(Element data from apps and pages)
##########
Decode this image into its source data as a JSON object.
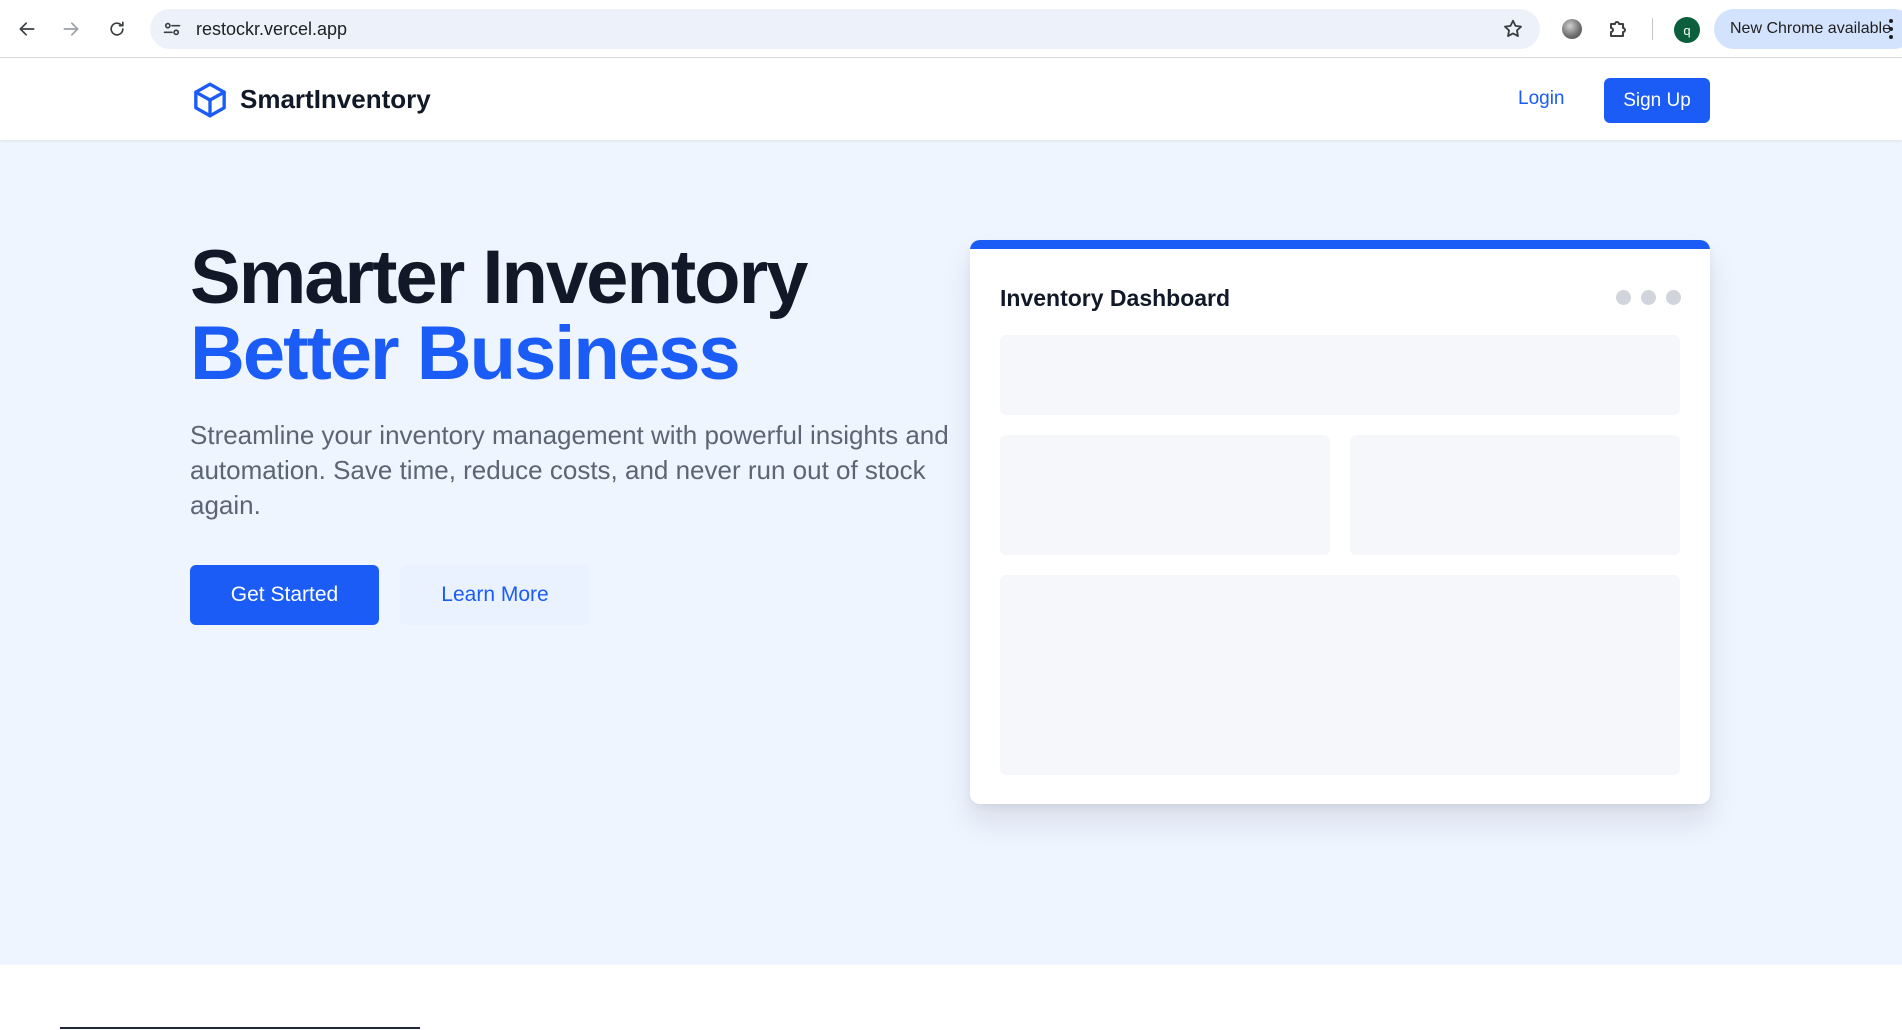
{
  "browser": {
    "url": "restockr.vercel.app",
    "update_label": "New Chrome available",
    "profile_initial": "q",
    "icons": [
      "back-icon",
      "forward-icon",
      "reload-icon",
      "site-info-icon",
      "star-icon",
      "extension-ball-icon",
      "puzzle-icon",
      "kebab-menu-icon"
    ]
  },
  "header": {
    "logo_icon": "cube-icon",
    "brand": "SmartInventory",
    "login": "Login",
    "signup": "Sign Up"
  },
  "hero": {
    "headline_line1": "Smarter Inventory",
    "headline_line2": "Better Business",
    "subtext": "Streamline your inventory management with powerful insights and automation. Save time, reduce costs, and never run out of stock again.",
    "primary_cta": "Get Started",
    "secondary_cta": "Learn More"
  },
  "dashboard_preview": {
    "title": "Inventory Dashboard"
  },
  "colors": {
    "brand_blue": "#1a5cf5",
    "hero_bg": "#eff5ff",
    "heading": "#111827",
    "body_text": "#5b6574"
  }
}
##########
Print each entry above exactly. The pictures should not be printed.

Decode this image into its source data as a JSON object.
{
  "browser": {
    "url": "restockr.vercel.app",
    "update_label": "New Chrome available",
    "profile_initial": "q",
    "icons": [
      "back-icon",
      "forward-icon",
      "reload-icon",
      "site-info-icon",
      "star-icon",
      "extension-ball-icon",
      "puzzle-icon",
      "kebab-menu-icon"
    ]
  },
  "header": {
    "logo_icon": "cube-icon",
    "brand": "SmartInventory",
    "login": "Login",
    "signup": "Sign Up"
  },
  "hero": {
    "headline_line1": "Smarter Inventory",
    "headline_line2": "Better Business",
    "subtext": "Streamline your inventory management with powerful insights and automation. Save time, reduce costs, and never run out of stock again.",
    "primary_cta": "Get Started",
    "secondary_cta": "Learn More"
  },
  "dashboard_preview": {
    "title": "Inventory Dashboard"
  },
  "colors": {
    "brand_blue": "#1a5cf5",
    "hero_bg": "#eff5ff",
    "heading": "#111827",
    "body_text": "#5b6574"
  }
}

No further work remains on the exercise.